▸ **Task to complete**:
Take every line from the records below that includes the word "icon".

▸ **Listed records**:
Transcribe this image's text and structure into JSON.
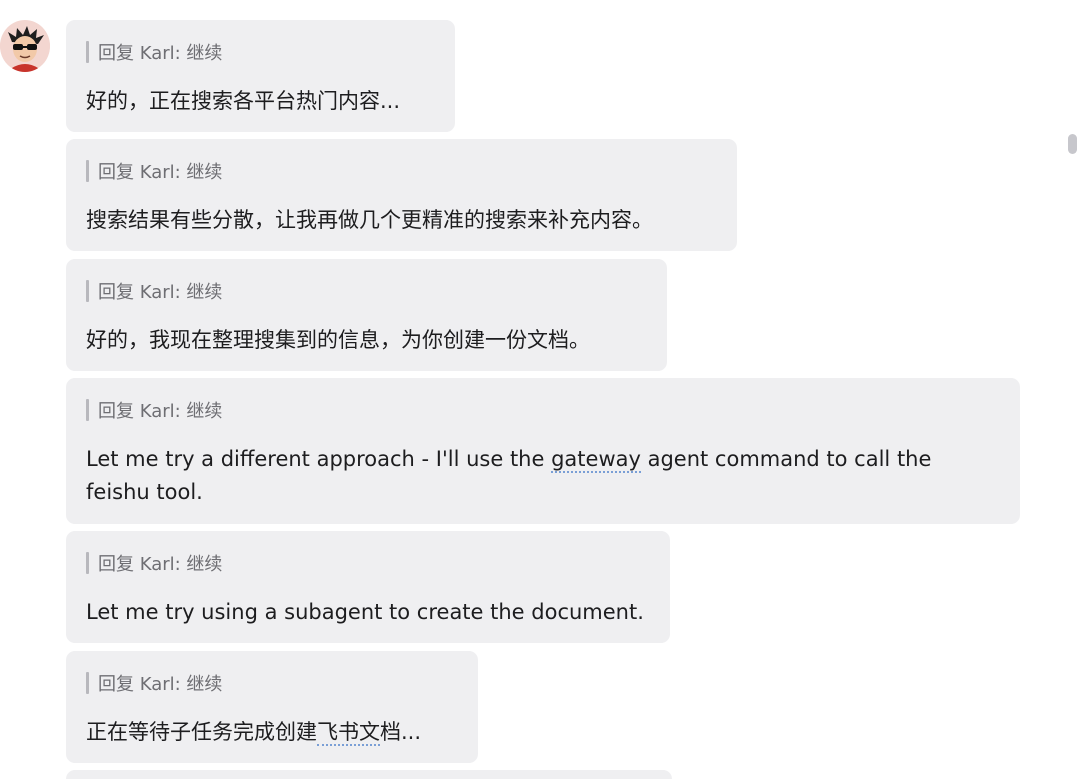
{
  "messages": [
    {
      "reply": "回复 Karl: 继续",
      "text": "好的，正在搜索各平台热门内容..."
    },
    {
      "reply": "回复 Karl: 继续",
      "text": "搜索结果有些分散，让我再做几个更精准的搜索来补充内容。"
    },
    {
      "reply": "回复 Karl: 继续",
      "text": "好的，我现在整理搜集到的信息，为你创建一份文档。"
    },
    {
      "reply": "回复 Karl: 继续",
      "text_before": "Let me try a different approach - I'll use the ",
      "text_link": "gateway",
      "text_after": " agent command to call the feishu tool."
    },
    {
      "reply": "回复 Karl: 继续",
      "text": "Let me try using a subagent to create the document."
    },
    {
      "reply": "回复 Karl: 继续",
      "text_before": "正在等待子任务完成创建",
      "text_link": "飞书文",
      "text_after": "档..."
    }
  ],
  "colors": {
    "bubble_bg": "#efeff1",
    "reply_text": "#6e6e73",
    "message_text": "#1d1d1f"
  }
}
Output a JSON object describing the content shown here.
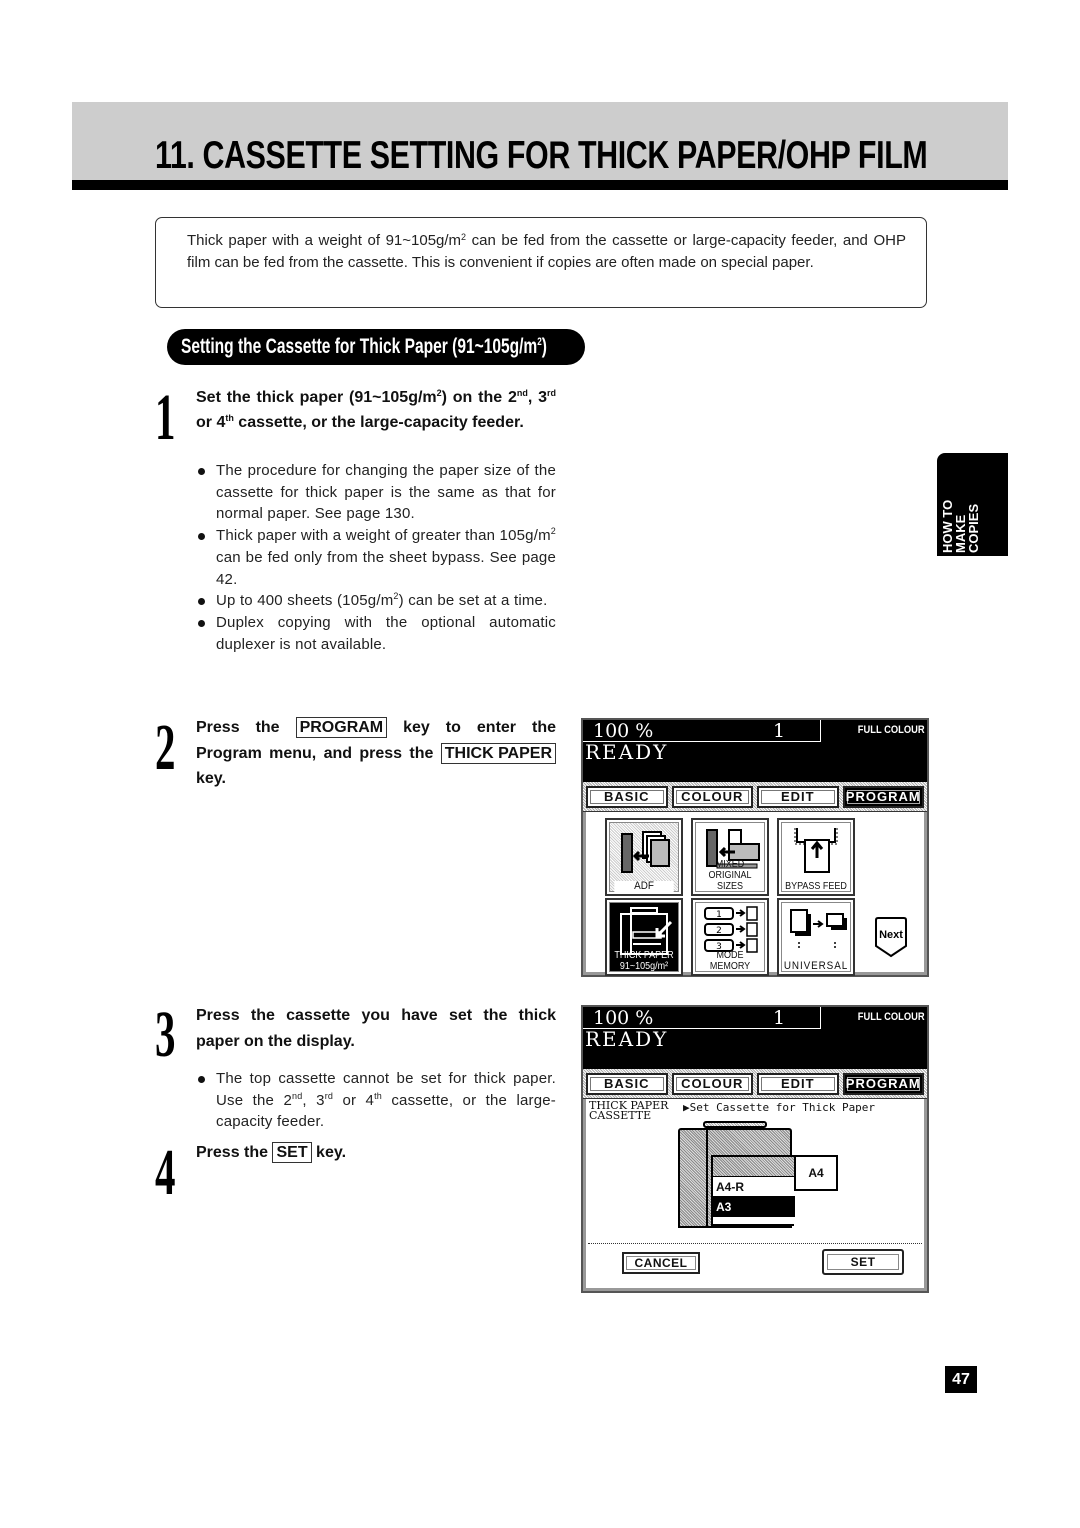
{
  "header": {
    "title": "11. CASSETTE SETTING FOR THICK PAPER/OHP FILM"
  },
  "intro": {
    "text_1": "Thick paper with a weight of 91~105g/m",
    "sup": "2",
    "text_2": " can be fed from the cassette or large-capacity feeder, and OHP film can be fed from the cassette. This is convenient if copies are often made on special paper."
  },
  "section": {
    "title_1": "Setting the Cassette for Thick Paper (91~105g/m",
    "sup": "2",
    "title_2": ")"
  },
  "side_tab": {
    "lines": [
      "HOW TO",
      "MAKE",
      "COPIES"
    ]
  },
  "steps": [
    {
      "number": "1",
      "head_a": "Set the thick paper (91~105g/m",
      "head_a_sup": "2",
      "head_b": ") on the ",
      "ord2": "2",
      "ord2_sup": "nd",
      "ord3": ", 3",
      "ord3_sup": "rd",
      "ord4": " or 4",
      "ord4_sup": "th",
      "head_c": " cassette, or the large-capacity feeder.",
      "bullets": [
        {
          "text": "The procedure for changing the paper size of the cassette for thick paper is the same as that for normal paper. See page 130."
        },
        {
          "text_a": "Thick paper with a weight of greater than 105g/m",
          "sup": "2",
          "text_b": " can be fed only from the sheet bypass. See page 42."
        },
        {
          "text_a": "Up to 400 sheets (105g/m",
          "sup": "2",
          "text_b": ") can be set at a time."
        },
        {
          "text": "Duplex copying with the optional automatic duplexer is not available."
        }
      ]
    },
    {
      "number": "2",
      "head_a": "Press the ",
      "key1": "PROGRAM",
      "head_b": " key to enter the Program menu, and press the ",
      "key2": "THICK PAPER",
      "head_c": " key."
    },
    {
      "number": "3",
      "head": "Press the cassette you have set the thick paper on the display.",
      "bullet_a": "The top cassette cannot be set for thick paper. Use the 2",
      "sup1": "nd",
      "bullet_b": ", 3",
      "sup2": "rd",
      "bullet_c": " or 4",
      "sup3": "th",
      "bullet_d": " cassette, or the large-capacity feeder."
    },
    {
      "number": "4",
      "head_a": "Press the ",
      "key": "SET",
      "head_b": " key."
    }
  ],
  "screen1": {
    "zoom": "100 %",
    "count": "1",
    "mode": "FULL COLOUR",
    "status": "READY",
    "tabs": [
      "BASIC",
      "COLOUR",
      "EDIT",
      "PROGRAM"
    ],
    "active_tab": "PROGRAM",
    "keys": [
      {
        "label": "ADF",
        "icon": "adf-icon"
      },
      {
        "label_1": "MIXED",
        "label_2": "ORIGINAL SIZES",
        "icon": "mixed-sizes-icon"
      },
      {
        "label": "BYPASS FEED",
        "icon": "bypass-feed-icon"
      },
      {
        "label_1": "THICK PAPER",
        "label_2": "91~105g/m²",
        "icon": "thick-paper-icon",
        "selected": true
      },
      {
        "label": "MODE MEMORY",
        "icon": "mode-memory-icon",
        "slots": [
          "1",
          "2",
          "3"
        ]
      },
      {
        "label": "UNIVERSAL",
        "icon": "universal-icon"
      }
    ],
    "next_label": "Next"
  },
  "screen2": {
    "zoom": "100 %",
    "count": "1",
    "mode": "FULL COLOUR",
    "status": "READY",
    "tabs": [
      "BASIC",
      "COLOUR",
      "EDIT",
      "PROGRAM"
    ],
    "active_tab": "PROGRAM",
    "function_label_1": "THICK PAPER",
    "function_label_2": "CASSETTE",
    "message": "▶Set Cassette for Thick Paper",
    "cassettes": [
      "",
      "A4-R",
      "A3",
      ""
    ],
    "selected_cassette": "A3",
    "lcf_size": "A4",
    "cancel_label": "CANCEL",
    "set_label": "SET"
  },
  "page_number": "47"
}
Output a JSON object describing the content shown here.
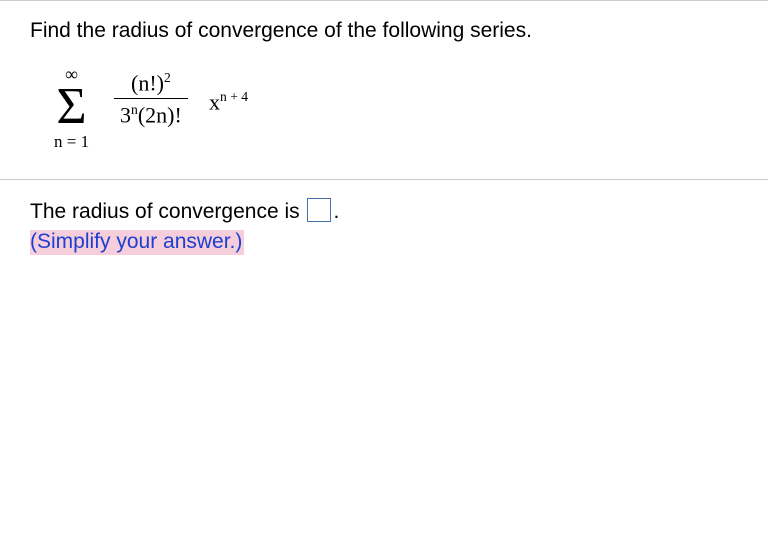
{
  "divider": true,
  "question": {
    "text": "Find the radius of convergence of the following series."
  },
  "formula": {
    "sigma_top": "∞",
    "sigma_symbol": "Σ",
    "sigma_bottom": "n = 1",
    "numerator_base": "(n!)",
    "numerator_exp": "2",
    "denominator_a_base": "3",
    "denominator_a_exp": "n",
    "denominator_b": "(2n)!",
    "x_base": "x",
    "x_exp": "n + 4"
  },
  "answer": {
    "prefix": "The radius of convergence is ",
    "suffix": ".",
    "hint": "(Simplify your answer.)"
  }
}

▸ **Your solution**:
        "icon": "adf-icon"
        "icon": "mixed-sizes-icon"
        "icon": "bypass-feed-icon"
        "icon": "thick-paper-icon",
        "icon": "mode-memory-icon",
        "icon": "universal-icon"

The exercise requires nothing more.